http://www.youtube.com/watch?v=4_O6fZjYDlw
6:03 is it?

Der_Echte
12-02-2011, 05:19 PM
There could also be a discussion on the "Bananna" flick and how to place the ball.

still, even with a flick, there are more fast footwork and ready considerations to cope with the return, becuase if you play high level players, you can count on it coming back most times and you better be ready to implement another strong plan "A" or else.

WiWa
12-02-2011, 07:40 PM
An old-school Korean coach here tells me Oh Sang Uhn did wrist curls with weights to develop his wrists that allow him to use his BH as a formidable weapon. BH topspin is so much involving the wrist and needs explosiveness. Funny how even advanced players seemed un-accustomed to players with a good BH and a good BH topspin.

That's really interesting. His last-second placement on short balls was always a strong weapon. It is the reason he beat Kaii Yoshida so easy. But his backhand is lethal as well.

Dan
12-03-2011, 10:48 PM
Oh dear, if I am not mistaken one of the greatest match in TT history was ended with this technique.

http://www.youtube.com/watch?v=4_O6fZjYDlw
6:03 is it?

Great spot Joo lover :P

Looks like this shot has been going on for years by the pros.

I like the name, the delayed flick to :)

Matt Hetherington
12-04-2011, 02:43 AM
I've always loved this match, it's so good! I think really one of Joo's better matches in time!

YosuaYosan
12-04-2011, 04:38 AM
LOL Dan, I am always a Schlagi lover :)

UpSideDownCarl
12-04-2011, 07:52 AM
That is a great shot by Kong.
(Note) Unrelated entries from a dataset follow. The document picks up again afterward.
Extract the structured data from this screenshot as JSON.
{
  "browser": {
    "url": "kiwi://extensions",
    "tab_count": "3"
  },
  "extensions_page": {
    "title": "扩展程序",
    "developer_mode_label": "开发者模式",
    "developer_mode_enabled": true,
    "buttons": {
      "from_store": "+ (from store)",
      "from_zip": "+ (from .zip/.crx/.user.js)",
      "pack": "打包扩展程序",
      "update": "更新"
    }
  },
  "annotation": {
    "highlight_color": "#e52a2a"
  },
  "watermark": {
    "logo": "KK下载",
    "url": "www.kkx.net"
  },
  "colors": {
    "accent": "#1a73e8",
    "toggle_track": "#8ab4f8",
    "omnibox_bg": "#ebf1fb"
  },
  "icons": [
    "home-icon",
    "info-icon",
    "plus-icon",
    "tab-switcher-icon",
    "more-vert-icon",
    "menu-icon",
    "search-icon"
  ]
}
That is the precursor of the over the table banana loop that Zhang Jike has mastered and a few other people like Ma Long and Kishakawa use.

The details of what are different is that the handle and the elbow point forward and the tip of the blade points back in the banana, and that they are doing this over the table, and the wrist is a huge amount of the stroke.

1044

and

1045

The advantage of the extreme position of the wrist and upper arm, I believe have to do with how much spin you generate.

At Match point, Joo's serve goes off the table and he should be expecting the ball to come back with pace. What Kong does there is a great shot because Joo cannot see that he will go inside out with the backhand till the very last moment and then it is too late.